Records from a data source
· · · · · · ·

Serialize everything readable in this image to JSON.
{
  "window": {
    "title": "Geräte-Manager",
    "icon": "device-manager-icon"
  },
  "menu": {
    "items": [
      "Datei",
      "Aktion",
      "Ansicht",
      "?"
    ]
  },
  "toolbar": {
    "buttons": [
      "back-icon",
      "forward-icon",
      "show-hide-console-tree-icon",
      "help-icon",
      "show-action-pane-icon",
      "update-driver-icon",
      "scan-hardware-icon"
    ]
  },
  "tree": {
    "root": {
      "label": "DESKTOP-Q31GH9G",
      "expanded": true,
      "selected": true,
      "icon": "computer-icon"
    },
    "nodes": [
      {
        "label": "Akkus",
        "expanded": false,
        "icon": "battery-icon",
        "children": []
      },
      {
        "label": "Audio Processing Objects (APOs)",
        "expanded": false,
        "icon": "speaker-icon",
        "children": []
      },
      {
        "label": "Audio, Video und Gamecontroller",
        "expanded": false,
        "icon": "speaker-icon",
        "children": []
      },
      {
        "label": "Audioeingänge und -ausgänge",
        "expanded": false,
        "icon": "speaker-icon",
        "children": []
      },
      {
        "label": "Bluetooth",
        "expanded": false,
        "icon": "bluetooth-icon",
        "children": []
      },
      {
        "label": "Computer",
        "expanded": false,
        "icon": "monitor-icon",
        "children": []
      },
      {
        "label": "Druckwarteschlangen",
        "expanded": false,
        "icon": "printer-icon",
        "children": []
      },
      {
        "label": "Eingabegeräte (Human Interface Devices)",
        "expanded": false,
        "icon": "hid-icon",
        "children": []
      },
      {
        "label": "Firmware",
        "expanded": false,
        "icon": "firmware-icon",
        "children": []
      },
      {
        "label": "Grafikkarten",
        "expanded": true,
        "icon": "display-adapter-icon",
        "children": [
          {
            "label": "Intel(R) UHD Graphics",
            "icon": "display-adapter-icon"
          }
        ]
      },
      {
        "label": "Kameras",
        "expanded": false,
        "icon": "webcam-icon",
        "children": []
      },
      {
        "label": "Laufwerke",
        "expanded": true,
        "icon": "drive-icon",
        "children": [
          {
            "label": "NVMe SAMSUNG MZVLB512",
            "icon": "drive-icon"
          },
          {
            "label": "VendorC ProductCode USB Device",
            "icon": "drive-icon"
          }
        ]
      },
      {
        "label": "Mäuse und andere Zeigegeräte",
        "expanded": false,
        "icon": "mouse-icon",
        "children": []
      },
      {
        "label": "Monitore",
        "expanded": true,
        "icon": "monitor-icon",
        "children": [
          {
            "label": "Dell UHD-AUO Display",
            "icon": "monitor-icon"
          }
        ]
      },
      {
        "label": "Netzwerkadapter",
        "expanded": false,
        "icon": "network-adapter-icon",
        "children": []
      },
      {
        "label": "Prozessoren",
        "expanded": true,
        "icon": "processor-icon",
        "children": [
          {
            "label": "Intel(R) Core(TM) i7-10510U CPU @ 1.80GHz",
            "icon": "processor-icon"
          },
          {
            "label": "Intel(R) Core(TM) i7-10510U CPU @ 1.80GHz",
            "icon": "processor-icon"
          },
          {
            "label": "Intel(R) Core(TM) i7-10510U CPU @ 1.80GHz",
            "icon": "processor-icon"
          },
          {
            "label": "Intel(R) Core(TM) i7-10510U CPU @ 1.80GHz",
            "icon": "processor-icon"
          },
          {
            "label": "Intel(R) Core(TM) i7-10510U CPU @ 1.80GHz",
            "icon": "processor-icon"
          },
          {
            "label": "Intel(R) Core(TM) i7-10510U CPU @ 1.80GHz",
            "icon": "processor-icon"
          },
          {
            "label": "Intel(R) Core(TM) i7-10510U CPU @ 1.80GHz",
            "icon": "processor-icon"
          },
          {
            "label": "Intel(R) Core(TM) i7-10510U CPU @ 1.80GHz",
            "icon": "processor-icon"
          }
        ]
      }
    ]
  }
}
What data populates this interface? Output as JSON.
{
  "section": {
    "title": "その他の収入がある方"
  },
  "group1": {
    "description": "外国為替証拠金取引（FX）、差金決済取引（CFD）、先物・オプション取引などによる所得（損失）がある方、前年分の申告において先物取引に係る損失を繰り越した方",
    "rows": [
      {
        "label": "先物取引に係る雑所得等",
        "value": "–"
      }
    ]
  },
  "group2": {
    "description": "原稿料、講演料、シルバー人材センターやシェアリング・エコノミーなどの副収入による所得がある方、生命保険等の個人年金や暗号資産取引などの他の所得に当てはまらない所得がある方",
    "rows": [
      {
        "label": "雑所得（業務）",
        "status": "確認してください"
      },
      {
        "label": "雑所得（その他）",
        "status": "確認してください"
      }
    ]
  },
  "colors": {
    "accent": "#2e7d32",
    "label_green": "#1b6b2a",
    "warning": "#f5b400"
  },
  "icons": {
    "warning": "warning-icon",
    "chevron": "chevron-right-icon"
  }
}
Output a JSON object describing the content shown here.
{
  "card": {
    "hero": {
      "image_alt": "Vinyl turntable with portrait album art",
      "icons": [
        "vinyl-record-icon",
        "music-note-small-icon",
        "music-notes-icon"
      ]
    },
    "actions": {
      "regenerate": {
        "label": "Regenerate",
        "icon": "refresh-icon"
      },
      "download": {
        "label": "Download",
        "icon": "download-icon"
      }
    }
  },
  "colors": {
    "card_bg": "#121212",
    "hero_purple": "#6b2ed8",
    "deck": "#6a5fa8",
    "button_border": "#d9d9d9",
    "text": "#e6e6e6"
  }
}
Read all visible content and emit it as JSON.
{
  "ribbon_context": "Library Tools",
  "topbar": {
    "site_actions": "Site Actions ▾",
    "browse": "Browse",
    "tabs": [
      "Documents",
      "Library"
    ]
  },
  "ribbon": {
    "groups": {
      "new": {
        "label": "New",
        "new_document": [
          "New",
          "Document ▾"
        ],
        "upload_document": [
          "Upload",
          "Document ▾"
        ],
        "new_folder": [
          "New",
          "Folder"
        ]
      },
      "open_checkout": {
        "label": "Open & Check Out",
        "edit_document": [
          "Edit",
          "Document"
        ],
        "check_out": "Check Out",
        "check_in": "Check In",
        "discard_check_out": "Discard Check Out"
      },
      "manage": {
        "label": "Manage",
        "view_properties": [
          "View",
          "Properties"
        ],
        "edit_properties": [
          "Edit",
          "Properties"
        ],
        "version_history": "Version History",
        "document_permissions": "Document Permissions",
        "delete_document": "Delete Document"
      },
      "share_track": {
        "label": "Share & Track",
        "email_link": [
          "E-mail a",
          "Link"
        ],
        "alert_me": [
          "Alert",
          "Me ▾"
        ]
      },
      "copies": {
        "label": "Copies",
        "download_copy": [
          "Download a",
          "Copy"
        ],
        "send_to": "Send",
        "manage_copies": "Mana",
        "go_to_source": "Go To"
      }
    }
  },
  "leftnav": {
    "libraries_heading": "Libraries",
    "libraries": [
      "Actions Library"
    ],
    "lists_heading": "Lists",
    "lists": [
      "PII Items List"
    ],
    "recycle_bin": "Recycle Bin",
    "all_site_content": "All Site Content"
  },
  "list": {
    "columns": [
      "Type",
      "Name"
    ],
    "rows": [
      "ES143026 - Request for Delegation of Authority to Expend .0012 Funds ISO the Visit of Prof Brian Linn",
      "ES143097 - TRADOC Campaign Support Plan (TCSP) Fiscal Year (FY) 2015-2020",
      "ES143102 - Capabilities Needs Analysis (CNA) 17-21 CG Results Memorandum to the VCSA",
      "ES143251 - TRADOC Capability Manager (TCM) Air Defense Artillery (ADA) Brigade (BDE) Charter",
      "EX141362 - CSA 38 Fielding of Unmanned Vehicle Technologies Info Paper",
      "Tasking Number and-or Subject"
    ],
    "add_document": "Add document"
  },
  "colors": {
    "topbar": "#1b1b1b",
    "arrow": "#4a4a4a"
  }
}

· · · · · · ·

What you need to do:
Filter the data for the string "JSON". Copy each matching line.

Response to the task:
Serialize everything readable in this image to JSON.
What data populates this interface? Output as JSON.
Output a JSON object describing the content shown here.
Read all visible content and emit it as JSON.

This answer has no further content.